By Red Power Media, Staff
The Union of B.C. Indian Chiefs is demanding police investigate the government agencies whose alleged inaction led to the overdose death of an aboriginal teenager in Vancouver’s Downtown Eastside (DTES).
Union President Grand Chief Stewart Phillip says workers in health care, education, policing and community agencies may have broken the law by repeatedly failing to report that Paige needed protection.
Provincial legislation states that failure to inform the government of a child needing protection is punishable by a fine of up to $10,000 and six months in jail.
Vancouver Police Chief Adam Palmer says that an investigation into Paige’s death is necessary and that it should be conducted at arm’s length by the RCMP.
Paige was born to a 16-year-old mother in Kamloops.
At 16, Paige and her mother moved to Vancouver’s DTES. At that point, the total amount of moves her mother made was around 84. Paige would go on to move an additional 50 times before her death.
Paige died of a drug overdose in a public washroom near Oppenheimer Park in the DTES at 19-years-old. Her mother died 18-months later.
A report released earlier this year by B.C.’s Representative for Children and Youth slammed the province.
In the lengthy report documenting Paige’s plight, a critic says apathy, incomplete reports and inaction from ministry workers were significant contributors to her continual homelessness and eventual death.

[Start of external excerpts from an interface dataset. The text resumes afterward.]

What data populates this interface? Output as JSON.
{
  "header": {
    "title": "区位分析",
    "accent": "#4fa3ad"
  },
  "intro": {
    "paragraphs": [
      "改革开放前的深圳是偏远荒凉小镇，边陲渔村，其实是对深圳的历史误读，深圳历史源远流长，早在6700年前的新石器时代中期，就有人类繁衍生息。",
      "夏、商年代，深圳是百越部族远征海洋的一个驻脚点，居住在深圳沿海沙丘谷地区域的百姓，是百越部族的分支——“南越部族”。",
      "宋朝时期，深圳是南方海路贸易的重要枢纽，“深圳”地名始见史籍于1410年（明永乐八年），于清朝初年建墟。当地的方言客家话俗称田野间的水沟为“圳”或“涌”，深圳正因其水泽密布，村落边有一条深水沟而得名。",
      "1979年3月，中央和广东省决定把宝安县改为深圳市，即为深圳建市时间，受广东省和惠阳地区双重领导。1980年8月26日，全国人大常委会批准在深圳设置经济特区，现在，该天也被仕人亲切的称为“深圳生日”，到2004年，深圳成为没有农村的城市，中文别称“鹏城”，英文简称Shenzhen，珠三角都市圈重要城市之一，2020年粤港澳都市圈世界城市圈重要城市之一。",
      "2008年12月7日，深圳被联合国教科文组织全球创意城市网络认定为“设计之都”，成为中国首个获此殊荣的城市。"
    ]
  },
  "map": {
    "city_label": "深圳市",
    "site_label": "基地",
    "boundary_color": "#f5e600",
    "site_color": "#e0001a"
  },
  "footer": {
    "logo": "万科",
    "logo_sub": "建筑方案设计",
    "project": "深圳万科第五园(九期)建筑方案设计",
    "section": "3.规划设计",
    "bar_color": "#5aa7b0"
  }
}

The Representative for Children and Youth Mary Ellen Turpel-Lafonde submitted a 50-page report “Paige’s Story: Abuse, Indifference and a Young Life Discarded,” to the legislative assembly of B.C. and hopes staff working in several ministry agencies will use it to change approaches towards children, particularly aboriginal children, navigating the system designed to protect them.
Paige’s story reveals the massive gap between understanding of the effects of trauma and the systems at the front line — the social workers, police, school staff and health care providers. Professional standards of care were not upheld in how Paige was treated, the report says.
The report raises intense concerns about the professional judgment of those in the system. Paige’s suffering is detailed in the report and it will sicken every reader to know that this happened in Vancouver’s DTES, under the watchful lens of a social services system that should have done better.